With more than 400 alumni nominated, this year's honorees are Colin Muething (BSEd '07, MEd '09), licensed psychologist at the Marcus Autism Center in Atlanta, program manager of day treatment in the Center's Severe Behavior Program and assistant professor in Emory University's Department of Pediatrics; Cindy Quinlan (BBA '02, MEd '03, EdS '09), integrated entrepreneurship teacher in Gwinnett County; and JaNaè Taylor (MEd '03, PhD '07), psychotherapist and owner of Taylor Counseling and Consulting Services.
All three honorees exemplify leadership in their industries and communities and uphold the Pillars of the Arch, which are wisdom, justice and moderation.
Muething received both his bachelor's and master's degrees in special education from the College of Education in 2007 and 2009, respectively, and later earned his doctoral degree in school psychology from the University of Texas at Austin in 2016.
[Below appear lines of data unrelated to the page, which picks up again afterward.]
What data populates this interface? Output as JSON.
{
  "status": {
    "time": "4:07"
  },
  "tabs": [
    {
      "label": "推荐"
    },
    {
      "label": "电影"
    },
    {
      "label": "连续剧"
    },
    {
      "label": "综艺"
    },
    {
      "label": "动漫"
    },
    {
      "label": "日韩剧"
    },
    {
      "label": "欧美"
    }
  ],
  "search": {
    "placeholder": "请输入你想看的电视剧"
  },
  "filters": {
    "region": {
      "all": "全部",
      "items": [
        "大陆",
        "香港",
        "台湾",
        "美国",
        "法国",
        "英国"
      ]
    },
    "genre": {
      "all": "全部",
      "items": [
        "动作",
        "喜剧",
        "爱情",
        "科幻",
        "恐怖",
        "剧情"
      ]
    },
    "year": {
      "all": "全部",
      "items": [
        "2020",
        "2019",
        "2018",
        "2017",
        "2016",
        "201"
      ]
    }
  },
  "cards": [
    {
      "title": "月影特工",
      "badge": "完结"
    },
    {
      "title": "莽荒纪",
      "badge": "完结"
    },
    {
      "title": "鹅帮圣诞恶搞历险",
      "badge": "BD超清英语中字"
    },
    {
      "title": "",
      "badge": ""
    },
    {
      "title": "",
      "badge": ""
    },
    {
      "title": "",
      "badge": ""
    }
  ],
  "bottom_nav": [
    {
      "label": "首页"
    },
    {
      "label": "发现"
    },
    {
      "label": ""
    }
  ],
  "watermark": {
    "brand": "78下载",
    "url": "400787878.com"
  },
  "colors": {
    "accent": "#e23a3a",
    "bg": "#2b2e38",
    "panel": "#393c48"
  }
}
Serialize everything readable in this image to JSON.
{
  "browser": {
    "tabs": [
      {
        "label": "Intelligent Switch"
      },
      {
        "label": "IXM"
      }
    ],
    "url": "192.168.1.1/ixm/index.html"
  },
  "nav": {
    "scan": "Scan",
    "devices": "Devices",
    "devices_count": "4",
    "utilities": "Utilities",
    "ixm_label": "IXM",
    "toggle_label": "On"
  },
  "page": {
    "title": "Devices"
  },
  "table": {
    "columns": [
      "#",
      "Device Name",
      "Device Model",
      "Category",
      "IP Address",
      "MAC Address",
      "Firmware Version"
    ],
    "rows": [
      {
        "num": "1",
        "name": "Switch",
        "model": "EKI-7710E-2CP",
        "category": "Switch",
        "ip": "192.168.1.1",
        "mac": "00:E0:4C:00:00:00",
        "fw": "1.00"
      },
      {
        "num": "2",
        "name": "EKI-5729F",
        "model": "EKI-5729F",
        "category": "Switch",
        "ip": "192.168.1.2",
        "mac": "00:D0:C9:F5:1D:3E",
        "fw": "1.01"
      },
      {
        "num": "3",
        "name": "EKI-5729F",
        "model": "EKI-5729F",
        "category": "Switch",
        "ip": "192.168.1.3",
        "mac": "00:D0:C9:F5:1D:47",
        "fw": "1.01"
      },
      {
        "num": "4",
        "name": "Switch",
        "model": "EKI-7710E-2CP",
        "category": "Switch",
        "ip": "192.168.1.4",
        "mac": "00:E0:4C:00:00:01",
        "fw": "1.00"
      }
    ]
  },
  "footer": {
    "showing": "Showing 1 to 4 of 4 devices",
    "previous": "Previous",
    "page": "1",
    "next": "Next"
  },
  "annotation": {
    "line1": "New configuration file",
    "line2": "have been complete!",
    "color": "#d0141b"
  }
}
At the Marcus Autism Center—one of only five National Institutes of Health Autism Centers of Excellence in the country—he specializes in treating the most severe forms of problem behavior, such as aggression, self-injury and destructive behaviors. In some cases, he treats children from across the country if other practitioners are unwilling or unable to work with them.
"My time in the College of Education was where I found my passion for working with children with disabilities who engage in problem behavior," said Muething. "The faculty I worked with helped foster this passion into a career that I truly love. The work I do every day gives me joy and without UGA and the faculty in the College of Education, I am not sure if I would be where I am today."
Quinlan, who earned both her master's and specialist's degree from the College of Education, is a marketing education teacher at Brookwood High School in Gwinnett County, where she teaches entrepreneurship and work-based learning.
Her passion for education inspired her to teach with a non-profit organization called REAL LEDGE, whose mission is to advance and promote change to create economic development opportunities. Over the years, Quinlan has trained and consulted over 200 educators from all over the world, including Bulgaria, Canada, China, Costa Rica, Greece, Honduras, Norway and Spain.
Inspired by this experience, she launched her own business with her colleagues called EntrepreNOWship, which focuses on improving student performance, engagement and growth by infusing the entrepreneurial mindset in K-12 education with mindset training for educators, high quality experiential learning and rigorous curricula.
"This type of work is important to grow communities and increase economic development, thus providing more opportunities for all," said Quinlan. "As always, the positive impact entrepreneurship has on the lives of others, both teachers and students, can make any difficult journey one of life's best adventures while helping others along the way."
Taylor, who received both her master's and doctoral degrees from the College of Education, works with clients with a wide range of mental and behavioral issues, including anxiety, depression, anger and race-based trauma. As a licensed professional counselor, Taylor provides culturally-sensitive services tailored to the needs of all people with a focus on the black community.
To invest in her community, Taylor serves as vice chair on both the Hampton Roads Black Area Chamber of Commerce's Board of Directors and the Iota Omega chapter of Alpha Kappa Alpha Sorority Incorporated. The latter organization is a nonprofit that promotes group economics through professional development and community empowerment, while the former is a Greek sorority established by African American college women.
"UGA has played such an instrumental role in the trajectory of my professional life," said Taylor. "I've learned how to hone my creativity, innovation and motivation into a career I'm proud of today. The lessons I've learned in graduate school helped me launch my current mental health private practice."
Muething, Quinlan and Taylor will be recognized during the ninth annual 40 Under 40 Awards Luncheon on Sept. 13 in the Tate Student Center on campus.